TASK REQUIREMENTS ▸
All lines of the entries with "Delivery" in them must be listed.

ENTRIES SUPPLIED ▸
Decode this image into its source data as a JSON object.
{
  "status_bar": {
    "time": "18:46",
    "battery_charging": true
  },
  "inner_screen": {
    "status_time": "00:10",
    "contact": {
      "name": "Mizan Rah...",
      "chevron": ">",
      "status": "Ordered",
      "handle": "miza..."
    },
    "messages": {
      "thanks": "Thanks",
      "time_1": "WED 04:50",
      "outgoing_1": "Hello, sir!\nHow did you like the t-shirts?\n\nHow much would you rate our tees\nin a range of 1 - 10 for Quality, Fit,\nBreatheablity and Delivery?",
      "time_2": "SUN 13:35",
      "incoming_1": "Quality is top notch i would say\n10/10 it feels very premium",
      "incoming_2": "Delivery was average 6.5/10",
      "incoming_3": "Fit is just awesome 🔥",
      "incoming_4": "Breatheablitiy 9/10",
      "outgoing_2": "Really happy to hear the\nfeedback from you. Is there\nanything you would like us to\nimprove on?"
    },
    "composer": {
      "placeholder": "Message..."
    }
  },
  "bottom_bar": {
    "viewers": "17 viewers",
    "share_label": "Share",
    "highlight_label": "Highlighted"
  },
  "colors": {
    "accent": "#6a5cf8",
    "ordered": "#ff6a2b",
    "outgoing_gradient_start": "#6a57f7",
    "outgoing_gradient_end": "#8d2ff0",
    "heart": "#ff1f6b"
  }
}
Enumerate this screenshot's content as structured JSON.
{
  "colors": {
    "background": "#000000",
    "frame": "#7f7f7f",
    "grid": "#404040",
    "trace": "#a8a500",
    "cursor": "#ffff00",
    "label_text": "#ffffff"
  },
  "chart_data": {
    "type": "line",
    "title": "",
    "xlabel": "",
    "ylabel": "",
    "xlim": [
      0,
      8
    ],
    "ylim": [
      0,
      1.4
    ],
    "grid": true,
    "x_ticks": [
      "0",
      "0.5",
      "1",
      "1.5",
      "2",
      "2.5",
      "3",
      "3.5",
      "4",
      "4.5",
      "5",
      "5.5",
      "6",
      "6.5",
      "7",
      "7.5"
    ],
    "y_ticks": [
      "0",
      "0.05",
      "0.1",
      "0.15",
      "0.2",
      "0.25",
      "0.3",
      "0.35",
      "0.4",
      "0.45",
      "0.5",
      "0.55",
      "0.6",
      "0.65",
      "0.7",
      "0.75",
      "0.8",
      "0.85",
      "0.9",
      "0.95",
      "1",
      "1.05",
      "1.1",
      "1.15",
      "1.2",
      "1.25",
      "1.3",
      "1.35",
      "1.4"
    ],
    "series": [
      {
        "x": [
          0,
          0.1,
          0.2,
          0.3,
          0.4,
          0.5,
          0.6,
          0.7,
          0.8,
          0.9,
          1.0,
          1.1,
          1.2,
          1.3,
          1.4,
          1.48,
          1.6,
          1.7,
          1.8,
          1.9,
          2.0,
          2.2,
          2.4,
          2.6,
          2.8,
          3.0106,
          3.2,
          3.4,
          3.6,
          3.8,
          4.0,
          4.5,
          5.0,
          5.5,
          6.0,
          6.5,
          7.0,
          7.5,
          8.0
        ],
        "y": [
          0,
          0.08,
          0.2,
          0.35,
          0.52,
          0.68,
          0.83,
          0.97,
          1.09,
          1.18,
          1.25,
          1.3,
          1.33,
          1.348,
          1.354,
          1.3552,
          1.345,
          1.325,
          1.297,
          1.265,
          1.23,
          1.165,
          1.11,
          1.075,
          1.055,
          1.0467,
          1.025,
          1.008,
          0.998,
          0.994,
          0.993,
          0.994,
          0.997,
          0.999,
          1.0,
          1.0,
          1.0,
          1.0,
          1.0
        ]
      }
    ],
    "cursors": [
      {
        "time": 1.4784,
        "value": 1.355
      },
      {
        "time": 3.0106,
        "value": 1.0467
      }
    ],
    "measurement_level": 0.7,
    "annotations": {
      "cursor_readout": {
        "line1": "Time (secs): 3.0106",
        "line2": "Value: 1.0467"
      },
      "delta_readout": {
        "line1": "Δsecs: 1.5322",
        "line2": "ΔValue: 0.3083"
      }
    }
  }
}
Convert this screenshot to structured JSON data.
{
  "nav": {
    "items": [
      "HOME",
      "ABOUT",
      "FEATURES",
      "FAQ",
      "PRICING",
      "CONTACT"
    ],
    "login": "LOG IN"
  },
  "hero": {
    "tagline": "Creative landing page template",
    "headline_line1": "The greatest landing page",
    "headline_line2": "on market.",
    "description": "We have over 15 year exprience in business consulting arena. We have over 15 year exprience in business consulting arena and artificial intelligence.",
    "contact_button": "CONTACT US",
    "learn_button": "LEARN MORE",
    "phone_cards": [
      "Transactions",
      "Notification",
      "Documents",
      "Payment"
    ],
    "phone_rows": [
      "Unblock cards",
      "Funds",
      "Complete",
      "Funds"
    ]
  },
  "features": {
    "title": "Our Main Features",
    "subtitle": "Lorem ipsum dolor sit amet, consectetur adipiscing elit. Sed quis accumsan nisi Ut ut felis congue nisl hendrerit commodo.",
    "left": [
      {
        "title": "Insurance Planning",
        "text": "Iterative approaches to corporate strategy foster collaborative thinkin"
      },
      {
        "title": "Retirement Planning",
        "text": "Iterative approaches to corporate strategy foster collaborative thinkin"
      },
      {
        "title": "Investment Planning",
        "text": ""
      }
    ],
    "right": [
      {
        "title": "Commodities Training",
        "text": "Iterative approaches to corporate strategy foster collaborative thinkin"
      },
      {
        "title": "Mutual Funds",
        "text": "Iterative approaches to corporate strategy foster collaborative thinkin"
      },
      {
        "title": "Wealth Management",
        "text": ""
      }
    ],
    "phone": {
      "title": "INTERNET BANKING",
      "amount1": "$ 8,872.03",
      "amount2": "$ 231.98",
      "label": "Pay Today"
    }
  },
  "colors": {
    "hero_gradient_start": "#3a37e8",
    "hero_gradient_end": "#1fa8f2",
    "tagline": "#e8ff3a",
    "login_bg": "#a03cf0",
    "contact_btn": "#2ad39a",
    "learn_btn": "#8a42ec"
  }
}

EXERCISE SOLUTION ▸
      "outgoing_1": "Hello, sir!\nHow did you like the t-shirts?\n\nHow much would you rate our tees\nin a range of 1 - 10 for Quality, Fit,\nBreatheablity and Delivery?",
      "incoming_2": "Delivery was average 6.5/10",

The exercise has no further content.